Action item:
Determine how many lines in the records hold "Paint", and give that number with nothing added.

Items from an interface collection:
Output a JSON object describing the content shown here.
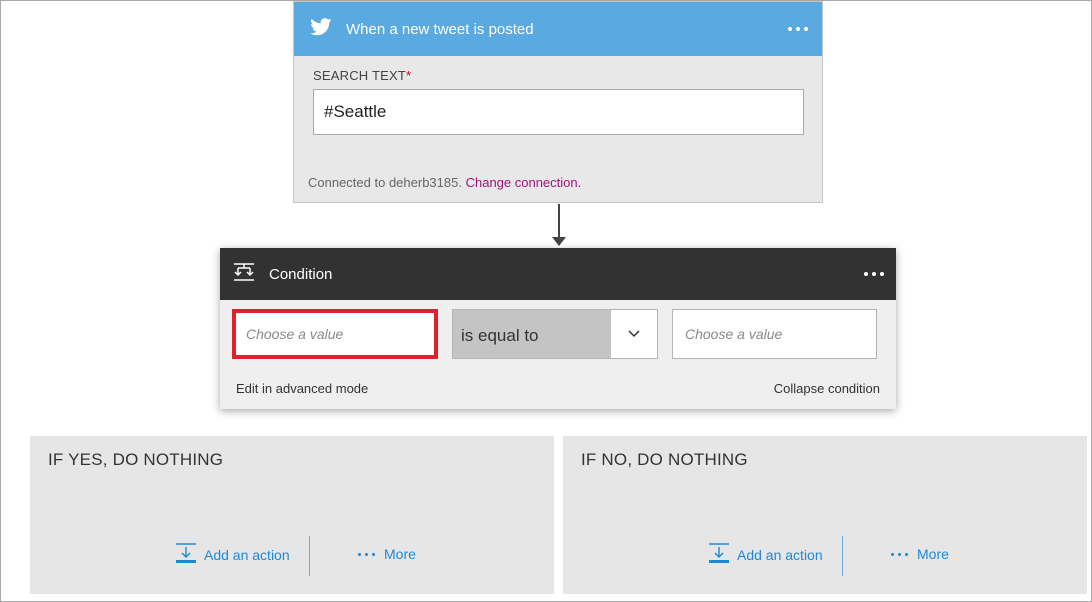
{
  "trigger": {
    "title": "When a new tweet is posted",
    "icon": "twitter-bird-icon",
    "header_color": "#5aa9e0",
    "search_label": "SEARCH TEXT",
    "required_marker": "*",
    "search_value": "#Seattle",
    "connected_text": "Connected to deherb3185.",
    "change_connection": "Change connection."
  },
  "condition": {
    "title": "Condition",
    "icon": "condition-icon",
    "left_placeholder": "Choose a value",
    "operator": "is equal to",
    "right_placeholder": "Choose a value",
    "advanced_mode": "Edit in advanced mode",
    "collapse": "Collapse condition",
    "highlight_color": "#e0202a"
  },
  "branches": [
    {
      "title": "IF YES, DO NOTHING",
      "add_action": "Add an action",
      "more": "More"
    },
    {
      "title": "IF NO, DO NOTHING",
      "add_action": "Add an action",
      "more": "More"
    }
  ]
}
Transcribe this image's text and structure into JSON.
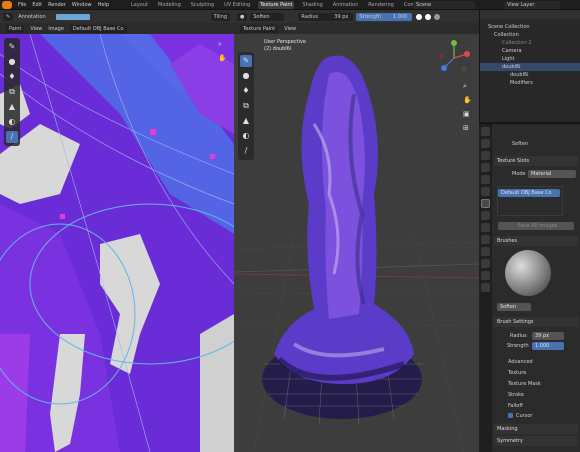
{
  "menu": [
    "File",
    "Edit",
    "Render",
    "Window",
    "Help"
  ],
  "workspaces": [
    "Layout",
    "Modeling",
    "Sculpting",
    "UV Editing",
    "Texture Paint",
    "Shading",
    "Animation",
    "Rendering",
    "Compositing"
  ],
  "active_workspace": "Texture Paint",
  "scene_name": "Scene",
  "view_layer": "View Layer",
  "image_editor": {
    "mode": "Paint",
    "tool_label": "Annotation",
    "tiling": "Tiling",
    "menus": [
      "View",
      "Image"
    ],
    "image_name": "Default OBJ Base Co"
  },
  "viewport": {
    "mode": "Texture Paint",
    "view_menu": "View",
    "brush": "Soften",
    "radius_label": "Radius",
    "radius_value": "39 px",
    "strength_label": "Strength",
    "strength_value": "1.000",
    "perspective": "User Perspective",
    "object": "(2) doubl6i"
  },
  "outliner": {
    "title": "Scene Collection",
    "rows": [
      "Collection",
      "Collection 2",
      "Camera",
      "Light",
      "doubl6i",
      "doubl6i",
      "Modifiers"
    ]
  },
  "properties": {
    "brush_name": "Soften",
    "texture_slots": "Texture Slots",
    "mode_label": "Mode",
    "mode_value": "Material",
    "slot_item": "Default OBJ Base Co",
    "save_all": "Save All Images",
    "brushes": "Brushes",
    "brush_field": "Soften",
    "brush_settings": "Brush Settings",
    "radius_label": "Radius",
    "radius_value": "39 px",
    "strength_label": "Strength",
    "strength_value": "1.000",
    "subsections": [
      "Advanced",
      "Texture",
      "Texture Mask",
      "Stroke",
      "Falloff",
      "Cursor"
    ],
    "masking": "Masking",
    "symmetry": "Symmetry"
  },
  "colors": {
    "accent": "#4772b3",
    "logo": "#e87d0d",
    "texture_purple": "#6e2cd9",
    "texture_blue": "#3d6ef0",
    "texture_magenta": "#c23be6"
  }
}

Completed task:
4